Bookmark and Share

Nina Berman September 4, 2009

Posted by Geoffrey Hiller in Afghanistan.
Tags:
comments closed


Kabul, Afghanistan, 1998

Nina Berman (b. 1960, USA) is a documentary photographer widely published, exhibited and collected, with a primary interest in the American political and social landscape. She is internationally known for her images of wounded American military, which received two World Press Photo awards and several American foundation grants. She is the author of Purple Hearts-Back from Iraq and Homeland, both published by Trolley books. Her images and book projects have been featured in Aperture, Art in America, Colors, Fortune, German Geo, Le Monde, MSNBC, the New York Times, the Sunday Times and Mother Jones where she is a contributing photographer. She frequently lectures on photography and is on the faculty at the International Center of Photography (ICP) in her hometown of New York City. Nina is a member of Noor Images.

About the Photograph:

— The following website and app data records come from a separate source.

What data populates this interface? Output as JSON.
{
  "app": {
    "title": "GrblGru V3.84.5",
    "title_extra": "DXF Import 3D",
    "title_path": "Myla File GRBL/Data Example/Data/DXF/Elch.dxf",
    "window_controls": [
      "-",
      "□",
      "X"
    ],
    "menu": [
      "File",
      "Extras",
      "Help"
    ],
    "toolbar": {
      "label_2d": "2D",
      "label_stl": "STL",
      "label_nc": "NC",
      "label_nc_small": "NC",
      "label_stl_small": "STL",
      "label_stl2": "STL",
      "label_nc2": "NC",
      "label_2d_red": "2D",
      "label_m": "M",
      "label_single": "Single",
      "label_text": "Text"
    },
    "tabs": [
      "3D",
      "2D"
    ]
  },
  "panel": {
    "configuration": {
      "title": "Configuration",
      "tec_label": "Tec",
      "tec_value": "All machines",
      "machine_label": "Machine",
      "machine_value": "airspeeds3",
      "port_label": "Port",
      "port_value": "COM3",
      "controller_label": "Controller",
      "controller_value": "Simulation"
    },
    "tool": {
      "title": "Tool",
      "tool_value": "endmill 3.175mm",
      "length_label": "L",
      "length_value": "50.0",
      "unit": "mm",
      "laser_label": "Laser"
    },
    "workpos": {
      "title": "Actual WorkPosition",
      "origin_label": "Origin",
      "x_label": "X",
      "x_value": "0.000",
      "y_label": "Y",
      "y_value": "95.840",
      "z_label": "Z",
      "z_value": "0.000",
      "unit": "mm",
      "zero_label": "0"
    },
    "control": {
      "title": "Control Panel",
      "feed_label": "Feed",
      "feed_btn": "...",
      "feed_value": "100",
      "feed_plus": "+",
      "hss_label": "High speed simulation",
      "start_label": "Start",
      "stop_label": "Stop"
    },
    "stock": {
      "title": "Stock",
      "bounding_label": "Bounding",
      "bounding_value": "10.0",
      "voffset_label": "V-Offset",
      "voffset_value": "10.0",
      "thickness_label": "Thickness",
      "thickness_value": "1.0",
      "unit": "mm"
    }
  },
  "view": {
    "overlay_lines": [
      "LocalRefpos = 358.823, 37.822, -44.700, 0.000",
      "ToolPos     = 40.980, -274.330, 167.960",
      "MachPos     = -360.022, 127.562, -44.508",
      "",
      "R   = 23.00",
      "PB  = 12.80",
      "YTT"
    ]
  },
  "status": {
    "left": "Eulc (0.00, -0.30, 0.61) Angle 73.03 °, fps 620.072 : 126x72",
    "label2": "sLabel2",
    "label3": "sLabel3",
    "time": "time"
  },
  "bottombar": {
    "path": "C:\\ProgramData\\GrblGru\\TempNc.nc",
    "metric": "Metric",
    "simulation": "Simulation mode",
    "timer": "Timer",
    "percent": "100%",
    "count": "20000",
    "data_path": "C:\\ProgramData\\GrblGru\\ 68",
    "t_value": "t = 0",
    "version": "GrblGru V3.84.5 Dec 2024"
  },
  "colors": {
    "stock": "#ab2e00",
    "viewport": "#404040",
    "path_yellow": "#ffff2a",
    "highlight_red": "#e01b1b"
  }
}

“I took this image in Kabul, Afghanistan in May of 1998.  The women were attending a child birthing class organized by the United Nations. It was one of the few classes or social gathering places open to women. I was on assignment for Newsweek magazine with the writer Carla Power. Photographing in Kabul at the time was extremely difficult. Most everything  outdoors was male and off limits to the camera as  the Taliban had imposed strict rules against photography.  But indoors was another world, the world of women. I took this picture a moment after I had entered the room.  Some of the women, the two in the back, were nervous about revealing their identities, and so they covered their faces.  The others were curious about who we were and wanted to share their stories.  They appeared beautiful to me, in their ethnic variety, the shape of their faces. I was surprised by their make-up.   This was the first time I saw a group of women without burqas and I realized how the cloaking of their bodies and faces played with my perceptions and fantasies.  So for me this picture was a huge accomplishment in my attempt to show the individuality of Afghan women and to take them from this place of “the other” to something more accessible and familiar.”

Bookmark and Share

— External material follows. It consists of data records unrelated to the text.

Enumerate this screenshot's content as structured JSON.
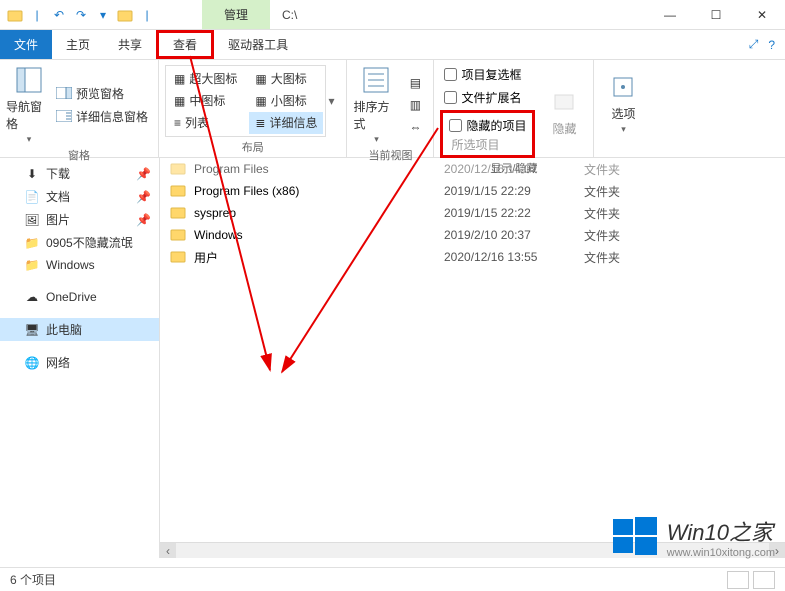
{
  "title_context_tab": "管理",
  "address": "C:\\",
  "ribbon_tabs": {
    "file": "文件",
    "home": "主页",
    "share": "共享",
    "view": "查看",
    "drive_tools": "驱动器工具"
  },
  "ribbon": {
    "panes": {
      "nav_pane": "导航窗格",
      "preview_pane": "预览窗格",
      "details_pane": "详细信息窗格",
      "group_label": "窗格"
    },
    "layout": {
      "extra_large": "超大图标",
      "large": "大图标",
      "medium": "中图标",
      "small": "小图标",
      "list": "列表",
      "details": "详细信息",
      "group_label": "布局"
    },
    "current_view": {
      "sort_by": "排序方式",
      "group_label": "当前视图"
    },
    "show_hide": {
      "item_checkboxes": "项目复选框",
      "file_ext": "文件扩展名",
      "hidden_items": "隐藏的项目",
      "selected_items": "所选项目",
      "hide_button": "隐藏",
      "group_label": "显示/隐藏"
    },
    "options": {
      "options": "选项"
    }
  },
  "sidebar": {
    "items": [
      {
        "label": "下载",
        "icon": "download"
      },
      {
        "label": "文档",
        "icon": "document"
      },
      {
        "label": "图片",
        "icon": "picture"
      },
      {
        "label": "0905不隐藏流氓",
        "icon": "folder"
      },
      {
        "label": "Windows",
        "icon": "folder"
      },
      {
        "label": "OneDrive",
        "icon": "onedrive"
      },
      {
        "label": "此电脑",
        "icon": "pc",
        "selected": true
      },
      {
        "label": "网络",
        "icon": "network"
      }
    ]
  },
  "files": [
    {
      "name": "Program Files",
      "date": "2020/12/16 14:07",
      "type": "文件夹"
    },
    {
      "name": "Program Files (x86)",
      "date": "2019/1/15 22:29",
      "type": "文件夹"
    },
    {
      "name": "sysprep",
      "date": "2019/1/15 22:22",
      "type": "文件夹"
    },
    {
      "name": "Windows",
      "date": "2019/2/10 20:37",
      "type": "文件夹"
    },
    {
      "name": "用户",
      "date": "2020/12/16 13:55",
      "type": "文件夹"
    }
  ],
  "statusbar": {
    "count": "6 个项目"
  },
  "watermark": {
    "title": "Win10之家",
    "url": "www.win10xitong.com"
  }
}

Ryan Carter September 2, 2009

Posted by Geoffrey Hiller in DR Congo.
Tags:
comments closed


Selling shirts in Goma, Eastern DR Congo, 2008

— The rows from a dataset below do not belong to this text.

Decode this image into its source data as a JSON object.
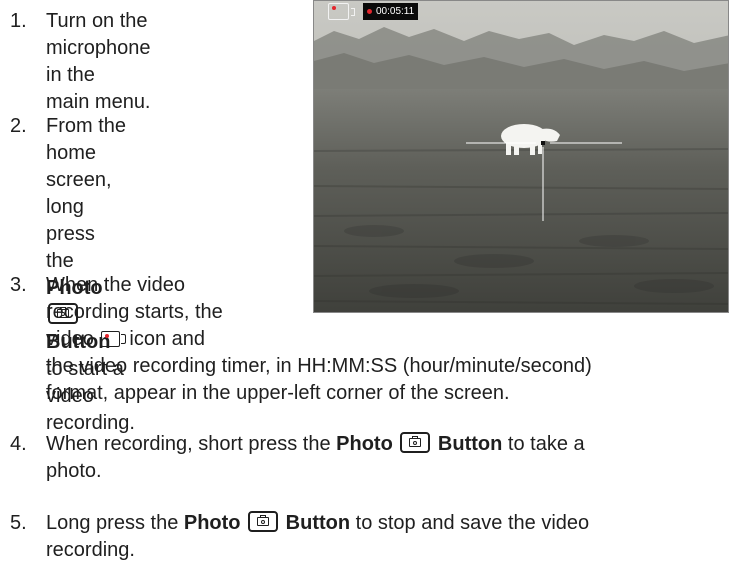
{
  "steps": [
    {
      "number": "1.",
      "lines": [
        "Turn on the",
        "microphone in the",
        "main menu."
      ]
    },
    {
      "number": "2.",
      "line1": "From the home",
      "line2": "screen, long press",
      "line3_pre": "the ",
      "photo": "Photo",
      "button": "Button",
      "line4": "to start a video",
      "line5": "recording."
    },
    {
      "number": "3.",
      "line1": "When the video",
      "line2": "recording starts, the",
      "line3_pre": "video ",
      "line3_post": "icon and",
      "line4": "the video recording timer, in HH:MM:SS (hour/minute/second)",
      "line5": "format, appear in the upper-left corner of the screen."
    },
    {
      "number": "4.",
      "line1_pre": "When recording, short press the ",
      "photo": "Photo",
      "button": "Button",
      "line1_post": " to take a",
      "line2": "photo."
    },
    {
      "number": "5.",
      "line1_pre": "Long press the ",
      "photo": "Photo",
      "button": "Button",
      "line1_post": " to stop and save the video",
      "line2": "recording."
    }
  ],
  "overlay": {
    "timer": "00:05:11",
    "record_icon": "video-camera-icon",
    "record_dot_color": "#e3262d"
  },
  "icons": {
    "photo_button": "camera-button-icon",
    "video": "video-camera-icon"
  }
}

Ryan Carter (b. 1981, Toronto, Canada) is based in the United Arab Emirates where he divides his time between assignments and personal projects that explore the connections between people and their environments. In 2009 Ryan received recognition from Applied Arts, Communication Arts, and the National Press Photographers Association of America. His work will be included in the Foto 8 Summer Show, the Magenta Foundation Flash Forward 2009 book / exhibition and the Gallery 44 Emergence book. Ryan has recently completed assignments for the Canadian International Development Agency, the Crown Princes Court of Abu Dhabi, the International Herald Tribune, Monocle and the New York Times Magazine.

About the Photograph:

In 2008 I found myself on assignment for The National newspaper in the eastern Democratic Republic of Congo. Over the course of two trips I spent five weeks doing a number of small specific assignments for the foreign pages of the paper. In my down time I would walk the streets exploring, looking for images of daily life. The scene in this image is a common one, a young man walking the dusty, dirty streets of Goma, selling shirts. Life in eastern DR Congo is extremely difficult, poverty is rampant, and the civil war continues to destabilize the region making the survival a constant struggle.”

Bookmark and Share

Follow

Get every new post delivered to your Inbox.

Join 5,222 other followers